▶ _Items from an interface collection_:
--
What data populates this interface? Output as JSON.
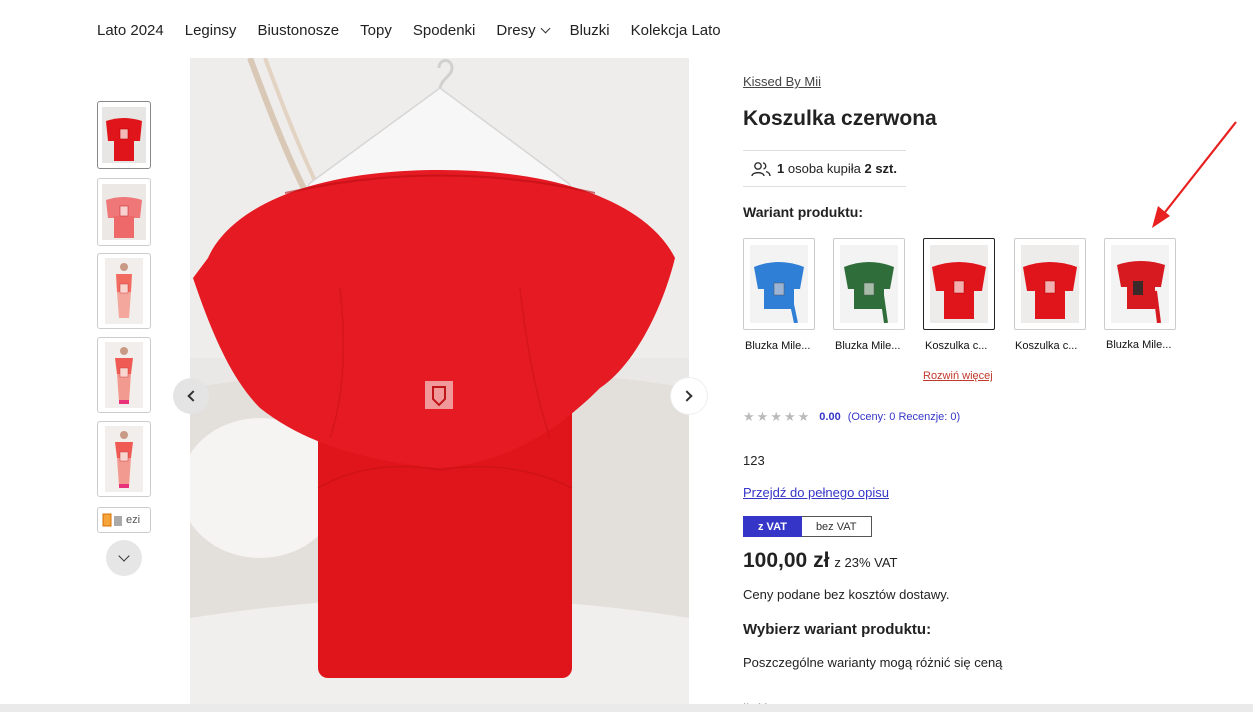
{
  "nav": {
    "items": [
      {
        "label": "Lato 2024"
      },
      {
        "label": "Leginsy"
      },
      {
        "label": "Biustonosze"
      },
      {
        "label": "Topy"
      },
      {
        "label": "Spodenki"
      },
      {
        "label": "Dresy",
        "has_dropdown": true
      },
      {
        "label": "Bluzki"
      },
      {
        "label": "Kolekcja Lato"
      }
    ]
  },
  "gallery": {
    "partial_thumb_label": "ezi"
  },
  "product": {
    "brand": "Kissed By Mii",
    "title": "Koszulka czerwona",
    "bought": {
      "count_people": "1",
      "text_mid": "osoba kupiła",
      "count_items": "2 szt."
    },
    "variant_label": "Wariant produktu:",
    "variants": [
      {
        "name": "Bluzka Mile...",
        "color": "#2f7fd6",
        "selected": false
      },
      {
        "name": "Bluzka Mile...",
        "color": "#2f6e3a",
        "selected": false
      },
      {
        "name": "Koszulka c...",
        "color": "#e0141b",
        "selected": true
      },
      {
        "name": "Koszulka c...",
        "color": "#e0141b",
        "selected": false
      },
      {
        "name": "Bluzka Mile...",
        "color": "#d61a20",
        "selected": false
      }
    ],
    "expand_label": "Rozwiń więcej",
    "rating": {
      "score": "0.00",
      "counts": "(Oceny: 0 Recenzje: 0)"
    },
    "short_description": "123",
    "full_description_link": "Przejdź do pełnego opisu",
    "vat_toggle": {
      "with_vat": "z VAT",
      "without_vat": "bez VAT"
    },
    "price": {
      "amount": "100,00 zł",
      "vat_note": "z 23% VAT"
    },
    "shipping_note": "Ceny podane bez kosztów dostawy.",
    "choose_variant": "Wybierz wariant produktu:",
    "variants_note": "Poszczególne warianty mogą różnić się ceną",
    "cut_text": "Ilość:"
  },
  "colors": {
    "accent": "#3535c8",
    "product_red": "#e0141b",
    "annotation": "#e8201f",
    "link_red": "#c0392b"
  }
}
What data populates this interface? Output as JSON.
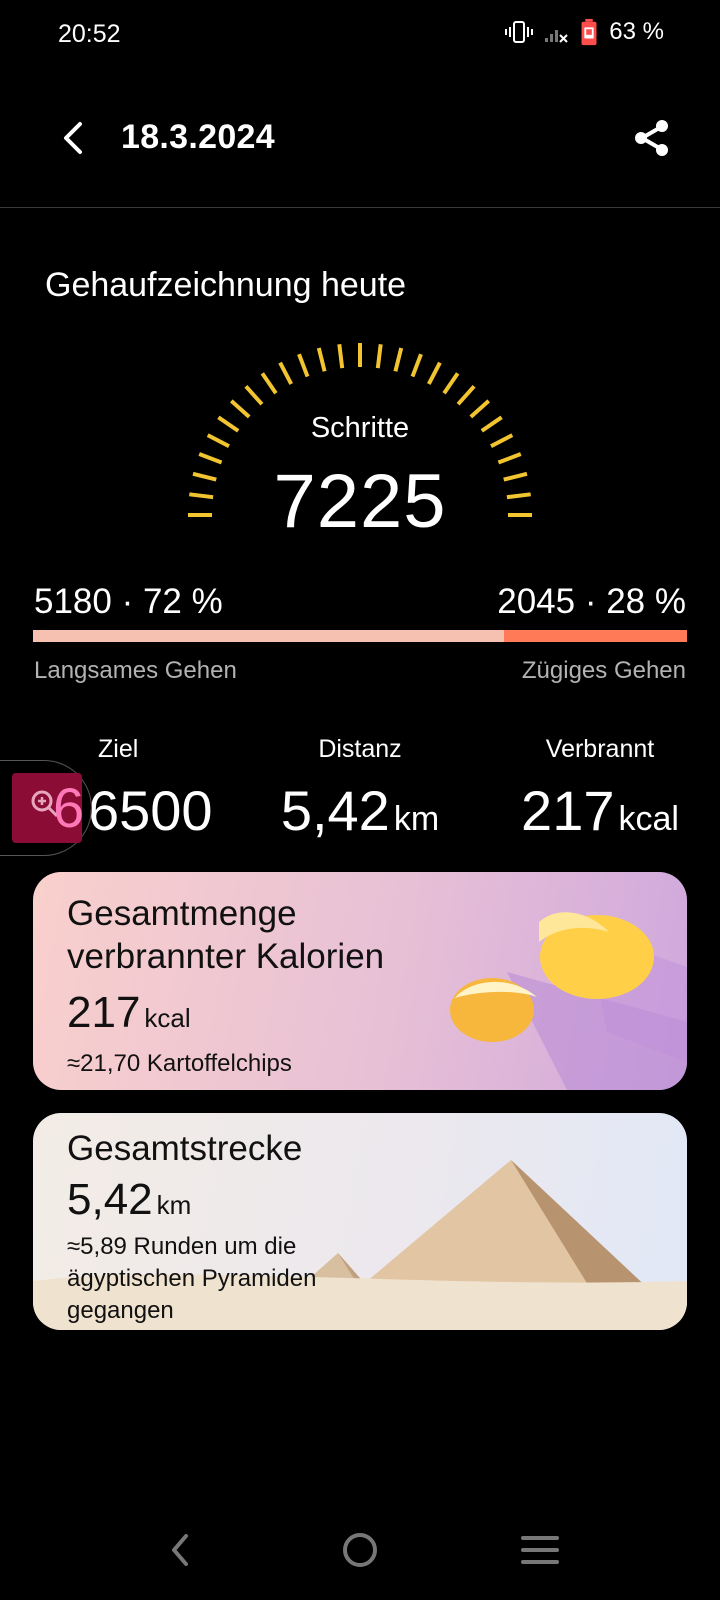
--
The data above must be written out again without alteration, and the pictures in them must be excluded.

▶ _Response for this exercise_:
What data populates this interface? Output as JSON.
{
  "nav": {
    "items": [
      {
        "label": "Lato 2024"
      },
      {
        "label": "Leginsy"
      },
      {
        "label": "Biustonosze"
      },
      {
        "label": "Topy"
      },
      {
        "label": "Spodenki"
      },
      {
        "label": "Dresy",
        "has_dropdown": true
      },
      {
        "label": "Bluzki"
      },
      {
        "label": "Kolekcja Lato"
      }
    ]
  },
  "gallery": {
    "partial_thumb_label": "ezi"
  },
  "product": {
    "brand": "Kissed By Mii",
    "title": "Koszulka czerwona",
    "bought": {
      "count_people": "1",
      "text_mid": "osoba kupiła",
      "count_items": "2 szt."
    },
    "variant_label": "Wariant produktu:",
    "variants": [
      {
        "name": "Bluzka Mile...",
        "color": "#2f7fd6",
        "selected": false
      },
      {
        "name": "Bluzka Mile...",
        "color": "#2f6e3a",
        "selected": false
      },
      {
        "name": "Koszulka c...",
        "color": "#e0141b",
        "selected": true
      },
      {
        "name": "Koszulka c...",
        "color": "#e0141b",
        "selected": false
      },
      {
        "name": "Bluzka Mile...",
        "color": "#d61a20",
        "selected": false
      }
    ],
    "expand_label": "Rozwiń więcej",
    "rating": {
      "score": "0.00",
      "counts": "(Oceny: 0 Recenzje: 0)"
    },
    "short_description": "123",
    "full_description_link": "Przejdź do pełnego opisu",
    "vat_toggle": {
      "with_vat": "z VAT",
      "without_vat": "bez VAT"
    },
    "price": {
      "amount": "100,00 zł",
      "vat_note": "z 23% VAT"
    },
    "shipping_note": "Ceny podane bez kosztów dostawy.",
    "choose_variant": "Wybierz wariant produktu:",
    "variants_note": "Poszczególne warianty mogą różnić się ceną",
    "cut_text": "Ilość:"
  },
  "colors": {
    "accent": "#3535c8",
    "product_red": "#e0141b",
    "annotation": "#e8201f",
    "link_red": "#c0392b"
  }
}
What data populates this interface? Output as JSON.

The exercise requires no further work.